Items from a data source
◆ ◆ ◆ ◆ ◆
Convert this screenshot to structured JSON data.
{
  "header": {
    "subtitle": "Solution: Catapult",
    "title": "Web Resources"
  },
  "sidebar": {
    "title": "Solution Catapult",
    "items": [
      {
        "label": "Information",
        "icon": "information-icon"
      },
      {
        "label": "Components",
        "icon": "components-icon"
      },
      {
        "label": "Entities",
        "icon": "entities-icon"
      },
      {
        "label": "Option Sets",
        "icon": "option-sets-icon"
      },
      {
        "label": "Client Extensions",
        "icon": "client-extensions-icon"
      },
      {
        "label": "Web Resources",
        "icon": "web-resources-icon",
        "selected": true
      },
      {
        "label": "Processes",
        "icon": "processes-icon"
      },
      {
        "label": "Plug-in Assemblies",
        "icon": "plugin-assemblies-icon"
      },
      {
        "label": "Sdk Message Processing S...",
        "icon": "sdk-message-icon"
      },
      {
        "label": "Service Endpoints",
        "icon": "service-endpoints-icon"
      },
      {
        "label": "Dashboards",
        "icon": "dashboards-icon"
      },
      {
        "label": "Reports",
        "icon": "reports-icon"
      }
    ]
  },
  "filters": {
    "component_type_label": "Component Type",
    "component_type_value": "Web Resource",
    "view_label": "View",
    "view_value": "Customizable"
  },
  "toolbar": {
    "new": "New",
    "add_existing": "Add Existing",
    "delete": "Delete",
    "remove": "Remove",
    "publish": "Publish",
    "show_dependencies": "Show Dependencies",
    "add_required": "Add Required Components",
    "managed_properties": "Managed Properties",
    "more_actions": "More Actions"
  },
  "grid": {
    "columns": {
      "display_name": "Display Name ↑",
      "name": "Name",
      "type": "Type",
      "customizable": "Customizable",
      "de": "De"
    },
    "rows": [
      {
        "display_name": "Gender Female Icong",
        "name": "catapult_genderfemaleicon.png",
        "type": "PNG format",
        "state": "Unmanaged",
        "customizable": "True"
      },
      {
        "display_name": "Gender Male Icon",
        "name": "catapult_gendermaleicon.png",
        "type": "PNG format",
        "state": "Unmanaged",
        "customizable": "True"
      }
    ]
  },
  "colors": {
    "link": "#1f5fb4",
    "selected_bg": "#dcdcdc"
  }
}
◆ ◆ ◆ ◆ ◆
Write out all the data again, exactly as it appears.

> **Task solution**:
Convert this screenshot to structured JSON data.
{
  "header": {
    "subtitle": "Solution: Catapult",
    "title": "Web Resources"
  },
  "sidebar": {
    "title": "Solution Catapult",
    "items": [
      {
        "label": "Information",
        "icon": "information-icon"
      },
      {
        "label": "Components",
        "icon": "components-icon"
      },
      {
        "label": "Entities",
        "icon": "entities-icon"
      },
      {
        "label": "Option Sets",
        "icon": "option-sets-icon"
      },
      {
        "label": "Client Extensions",
        "icon": "client-extensions-icon"
      },
      {
        "label": "Web Resources",
        "icon": "web-resources-icon",
        "selected": true
      },
      {
        "label": "Processes",
        "icon": "processes-icon"
      },
      {
        "label": "Plug-in Assemblies",
        "icon": "plugin-assemblies-icon"
      },
      {
        "label": "Sdk Message Processing S...",
        "icon": "sdk-message-icon"
      },
      {
        "label": "Service Endpoints",
        "icon": "service-endpoints-icon"
      },
      {
        "label": "Dashboards",
        "icon": "dashboards-icon"
      },
      {
        "label": "Reports",
        "icon": "reports-icon"
      }
    ]
  },
  "filters": {
    "component_type_label": "Component Type",
    "component_type_value": "Web Resource",
    "view_label": "View",
    "view_value": "Customizable"
  },
  "toolbar": {
    "new": "New",
    "add_existing": "Add Existing",
    "delete": "Delete",
    "remove": "Remove",
    "publish": "Publish",
    "show_dependencies": "Show Dependencies",
    "add_required": "Add Required Components",
    "managed_properties": "Managed Properties",
    "more_actions": "More Actions"
  },
  "grid": {
    "columns": {
      "display_name": "Display Name ↑",
      "name": "Name",
      "type": "Type",
      "customizable": "Customizable",
      "de": "De"
    },
    "rows": [
      {
        "display_name": "Gender Female Icong",
        "name": "catapult_genderfemaleicon.png",
        "type": "PNG format",
        "state": "Unmanaged",
        "customizable": "True"
      },
      {
        "display_name": "Gender Male Icon",
        "name": "catapult_gendermaleicon.png",
        "type": "PNG format",
        "state": "Unmanaged",
        "customizable": "True"
      }
    ]
  },
  "colors": {
    "link": "#1f5fb4",
    "selected_bg": "#dcdcdc"
  }
}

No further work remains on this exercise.